All the cottages have an attached balcony to them, and we decided to enjoy the evening sitting there. It was an unusually blue evening. The last rays of the sun bid farewell to the green hills, and the shadows rendered a mystic charm to the place.

It seemed to be a place straight out of the fairy tale books and innumerable fairies were busy painting the entire place into different shades of blue and grey. Rainclouds started appearing in the sky and we retired into our room.

The Music of the Rain

The bone-crushing road had made us tired and the lunch was a tad too heavy. The only thing that ties these two things in one single thread, is a nap. It didn’t take us long to fall asleep. I wanted to wake up to the sound of the sweetest music on this planet – the raindrops on the tin rooftop.

It seemed that God had planted an antenna in my mind and held the receptor personally at the other end. A sound that was tickling my semi-conscious mind didn’t let me sleep for long. I woke up to what I felt then was a scream of a demon, turning out to be thunder later.

The rain had started and the drops hit the tin roof in a sharp pitch. What an amazing feeling that was. No musician in this world can copy the fifth symphony nature played that evening. Copious insects buzzed and screamed outside. Billions of wet leaves rub against each other and countless raindrops struck the tin roof.

I don’t have, and should not search for adjectives to describe the sound. I just closed my eyes and absorbed every bit of it. My love for Borong seemed to get renewed.

It continued to rain and alternated between a light drizzle and heavy spells. To make things better, there was a powercut. The ghostly darkness and non-stop rain were charming, to say the least.

Below are a few pictures from our trip.

ravangla to borong ravangla to borong ravangla to borong ravangla to borong ravangla to borong road trip to west sikkim road trip to west sikkim road trip to west sikkim road trip to west sikkim road trip to west sikkim road trip to west sikkim

Dinner Time

We ordered our dinner and asked it to be served in our room. It was contrary to the rule of the resort that the dinner needed to be taken in the dining hall.

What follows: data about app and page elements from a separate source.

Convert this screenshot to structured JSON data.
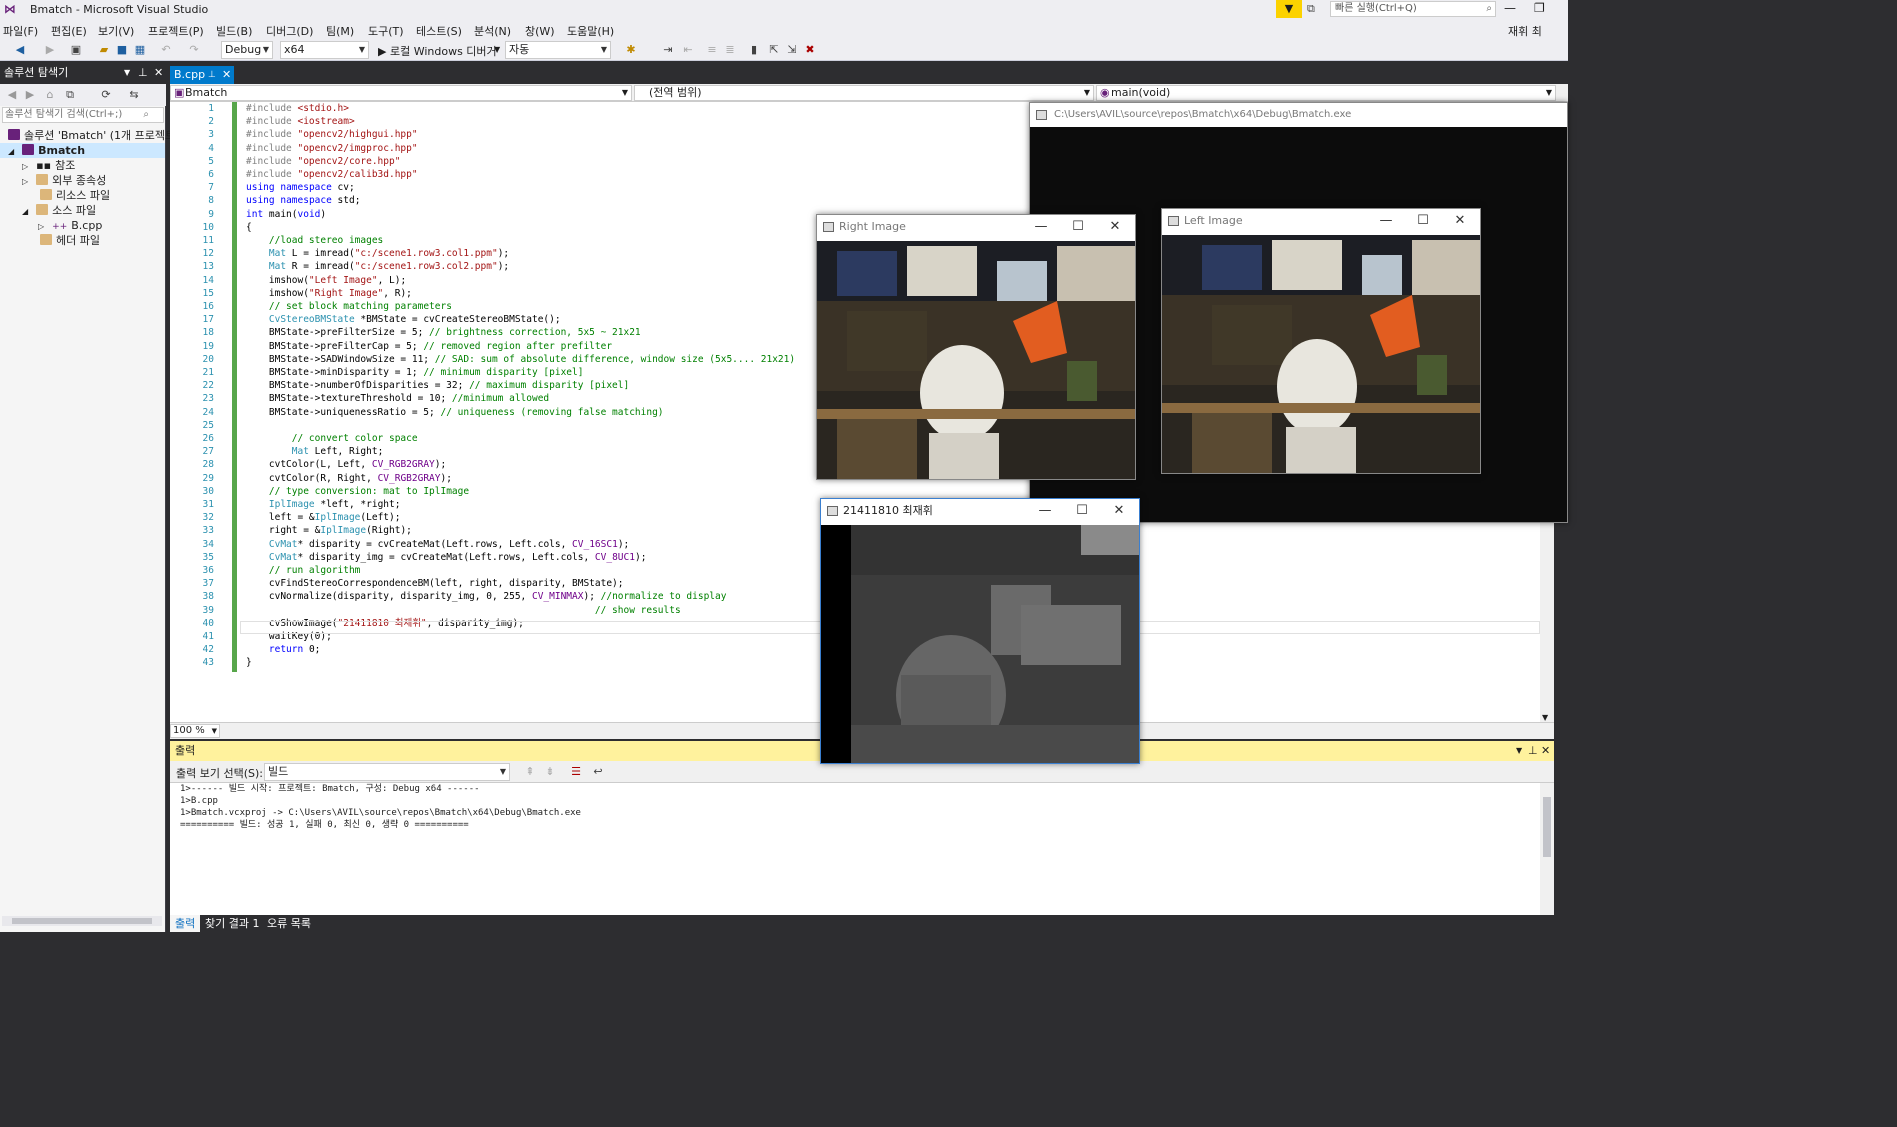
{
  "app": {
    "title": "Bmatch - Microsoft Visual Studio",
    "quick_launch_placeholder": "빠른 실행(Ctrl+Q)",
    "user": "재휘 최"
  },
  "menu": [
    "파일(F)",
    "편집(E)",
    "보기(V)",
    "프로젝트(P)",
    "빌드(B)",
    "디버그(D)",
    "팀(M)",
    "도구(T)",
    "테스트(S)",
    "분석(N)",
    "창(W)",
    "도움말(H)"
  ],
  "toolbar": {
    "config": "Debug",
    "platform": "x64",
    "run_label": "▶ 로컬 Windows 디버거",
    "auto": "자동"
  },
  "solution_explorer": {
    "title": "솔루션 탐색기",
    "search_placeholder": "솔루션 탐색기 검색(Ctrl+;)",
    "items": [
      "솔루션 'Bmatch' (1개 프로젝트",
      "Bmatch",
      "참조",
      "외부 종속성",
      "리소스 파일",
      "소스 파일",
      "B.cpp",
      "헤더 파일"
    ]
  },
  "editor": {
    "tab": "B.cpp",
    "nav_project": "Bmatch",
    "nav_scope": "(전역 범위)",
    "nav_member": "main(void)",
    "zoom": "100 %"
  },
  "code_lines": [
    "#include <stdio.h>",
    "#include <iostream>",
    "#include \"opencv2/highgui.hpp\"",
    "#include \"opencv2/imgproc.hpp\"",
    "#include \"opencv2/core.hpp\"",
    "#include \"opencv2/calib3d.hpp\"",
    "using namespace cv;",
    "using namespace std;",
    "int main(void)",
    "{",
    "    //load stereo images",
    "    Mat L = imread(\"c:/scene1.row3.col1.ppm\");",
    "    Mat R = imread(\"c:/scene1.row3.col2.ppm\");",
    "    imshow(\"Left Image\", L);",
    "    imshow(\"Right Image\", R);",
    "    // set block matching parameters",
    "    CvStereoBMState *BMState = cvCreateStereoBMState();",
    "    BMState->preFilterSize = 5; // brightness correction, 5x5 ~ 21x21",
    "    BMState->preFilterCap = 5; // removed region after prefilter",
    "    BMState->SADWindowSize = 11; // SAD: sum of absolute difference, window size (5x5.... 21x21)",
    "    BMState->minDisparity = 1; // minimum disparity [pixel]",
    "    BMState->numberOfDisparities = 32; // maximum disparity [pixel]",
    "    BMState->textureThreshold = 10; //minimum allowed",
    "    BMState->uniquenessRatio = 5; // uniqueness (removing false matching)",
    "",
    "        // convert color space",
    "        Mat Left, Right;",
    "    cvtColor(L, Left, CV_RGB2GRAY);",
    "    cvtColor(R, Right, CV_RGB2GRAY);",
    "    // type conversion: mat to IplImage",
    "    IplImage *left, *right;",
    "    left = &IplImage(Left);",
    "    right = &IplImage(Right);",
    "    CvMat* disparity = cvCreateMat(Left.rows, Left.cols, CV_16SC1);",
    "    CvMat* disparity_img = cvCreateMat(Left.rows, Left.cols, CV_8UC1);",
    "    // run algorithm",
    "    cvFindStereoCorrespondenceBM(left, right, disparity, BMState);",
    "    cvNormalize(disparity, disparity_img, 0, 255, CV_MINMAX); //normalize to display",
    "                                                             // show results",
    "    cvShowImage(\"21411810 최재휘\", disparity_img);",
    "    waitKey(0);",
    "    return 0;",
    "}"
  ],
  "console_window": {
    "title": "C:\\Users\\AVIL\\source\\repos\\Bmatch\\x64\\Debug\\Bmatch.exe"
  },
  "right_image_window": {
    "title": "Right Image"
  },
  "left_image_window": {
    "title": "Left Image"
  },
  "disparity_window": {
    "title": "21411810 최재휘"
  },
  "output": {
    "title": "출력",
    "source_label": "출력 보기 선택(S):",
    "source_value": "빌드",
    "lines": [
      "1>------ 빌드 시작: 프로젝트: Bmatch, 구성: Debug x64 ------",
      "1>B.cpp",
      "1>Bmatch.vcxproj -> C:\\Users\\AVIL\\source\\repos\\Bmatch\\x64\\Debug\\Bmatch.exe",
      "========== 빌드: 성공 1, 실패 0, 최신 0, 생략 0 =========="
    ]
  },
  "bottom_tabs": [
    "출력",
    "찾기 결과 1",
    "오류 목록"
  ]
}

The powercut continued and our dinner was served amidst severe rain. Courtesy of the insects inside the room, what could have been a romantic candlelight dinner, turned into cautious eating making sure that we didn’t munch the insects along with the food.

The rains subsided gradually and power was restored, and we spent some time on the balcony inhaling the wet breeze. Little drops of water sparkled and dripped from the plants and the flowers and the entire place was soaking wet. The insects didn’t like us disturbing them, nor did we like the idea of them wanting to find a way inside our ears and noses.

So, it was a good night for the day, and I re-activated my wish antenna to send a message of desire to see something I had missed during my previous visit – a glorious sunrise. As it turned out to be, the receptor worked great this time too. Please click on the link above to continue reading the next part of the travelogue.

Ravangla to Borong – Conclusion

I hope the travelogue, pictures, and information above on traveling from Ravangla to Borong by shared cab were of help. If you have any questions, please feel free to ask in the comments section below or at our Community Forum, and I will be happy to answer.

Related Articles

Leave a Comment